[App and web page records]

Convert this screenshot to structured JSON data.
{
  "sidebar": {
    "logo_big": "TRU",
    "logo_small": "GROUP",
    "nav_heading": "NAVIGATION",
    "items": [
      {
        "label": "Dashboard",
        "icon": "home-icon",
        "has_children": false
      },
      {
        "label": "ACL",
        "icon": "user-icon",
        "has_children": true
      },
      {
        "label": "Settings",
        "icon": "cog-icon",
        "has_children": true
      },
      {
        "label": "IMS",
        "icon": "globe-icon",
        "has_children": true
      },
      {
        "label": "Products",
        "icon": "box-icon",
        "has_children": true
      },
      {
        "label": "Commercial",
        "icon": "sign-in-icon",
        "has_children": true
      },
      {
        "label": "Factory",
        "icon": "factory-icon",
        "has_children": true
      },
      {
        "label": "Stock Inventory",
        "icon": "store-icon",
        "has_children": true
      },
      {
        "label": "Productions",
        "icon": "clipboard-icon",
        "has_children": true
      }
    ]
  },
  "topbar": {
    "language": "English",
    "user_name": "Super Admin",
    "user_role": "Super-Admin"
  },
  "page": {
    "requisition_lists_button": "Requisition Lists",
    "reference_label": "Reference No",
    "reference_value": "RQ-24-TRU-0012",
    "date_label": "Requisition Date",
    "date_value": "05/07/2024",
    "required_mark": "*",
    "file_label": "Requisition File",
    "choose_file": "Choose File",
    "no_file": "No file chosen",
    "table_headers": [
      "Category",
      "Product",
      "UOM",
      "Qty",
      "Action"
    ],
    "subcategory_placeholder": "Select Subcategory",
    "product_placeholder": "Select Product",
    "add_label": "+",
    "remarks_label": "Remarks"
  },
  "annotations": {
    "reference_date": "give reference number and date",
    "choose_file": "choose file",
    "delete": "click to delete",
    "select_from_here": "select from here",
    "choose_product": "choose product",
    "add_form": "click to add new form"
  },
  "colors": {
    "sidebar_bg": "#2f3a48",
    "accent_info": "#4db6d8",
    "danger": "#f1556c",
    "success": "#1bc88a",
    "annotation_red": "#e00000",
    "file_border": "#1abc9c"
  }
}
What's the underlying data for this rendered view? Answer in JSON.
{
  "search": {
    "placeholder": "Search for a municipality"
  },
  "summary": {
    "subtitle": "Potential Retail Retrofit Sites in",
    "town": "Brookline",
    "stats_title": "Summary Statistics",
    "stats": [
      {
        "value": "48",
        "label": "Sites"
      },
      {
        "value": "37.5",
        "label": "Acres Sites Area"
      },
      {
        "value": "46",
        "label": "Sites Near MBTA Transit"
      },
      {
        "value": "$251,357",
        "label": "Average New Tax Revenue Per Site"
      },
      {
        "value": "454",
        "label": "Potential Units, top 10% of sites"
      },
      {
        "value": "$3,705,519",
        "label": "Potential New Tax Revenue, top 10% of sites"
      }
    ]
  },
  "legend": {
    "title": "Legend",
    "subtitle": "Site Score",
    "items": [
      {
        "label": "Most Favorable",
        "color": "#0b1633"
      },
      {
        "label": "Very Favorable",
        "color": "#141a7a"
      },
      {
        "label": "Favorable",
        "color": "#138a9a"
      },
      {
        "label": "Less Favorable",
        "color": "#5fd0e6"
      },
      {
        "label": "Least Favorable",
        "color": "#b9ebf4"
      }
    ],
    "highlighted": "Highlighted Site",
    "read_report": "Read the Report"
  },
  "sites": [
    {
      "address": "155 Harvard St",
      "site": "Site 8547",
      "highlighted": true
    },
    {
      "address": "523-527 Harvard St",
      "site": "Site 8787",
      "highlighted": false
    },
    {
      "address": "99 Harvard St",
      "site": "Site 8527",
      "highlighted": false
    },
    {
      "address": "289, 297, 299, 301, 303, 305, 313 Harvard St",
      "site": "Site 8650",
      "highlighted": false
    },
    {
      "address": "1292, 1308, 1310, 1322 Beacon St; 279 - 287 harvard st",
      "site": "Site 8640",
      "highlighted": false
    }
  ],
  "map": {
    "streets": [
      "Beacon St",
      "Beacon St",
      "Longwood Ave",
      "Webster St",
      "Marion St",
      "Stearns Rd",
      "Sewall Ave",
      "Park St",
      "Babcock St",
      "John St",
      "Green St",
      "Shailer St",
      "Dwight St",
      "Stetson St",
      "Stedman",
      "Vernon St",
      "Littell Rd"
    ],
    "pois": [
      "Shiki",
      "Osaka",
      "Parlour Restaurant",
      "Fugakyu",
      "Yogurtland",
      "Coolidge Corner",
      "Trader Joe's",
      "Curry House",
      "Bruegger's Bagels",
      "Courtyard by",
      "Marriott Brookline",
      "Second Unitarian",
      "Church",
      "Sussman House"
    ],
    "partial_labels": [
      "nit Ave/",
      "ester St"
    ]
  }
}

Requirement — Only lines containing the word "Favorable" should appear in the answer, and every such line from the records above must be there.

Exercise result —
        "label": "Most Favorable",
        "label": "Very Favorable",
        "label": "Favorable",
        "label": "Less Favorable",
        "label": "Least Favorable",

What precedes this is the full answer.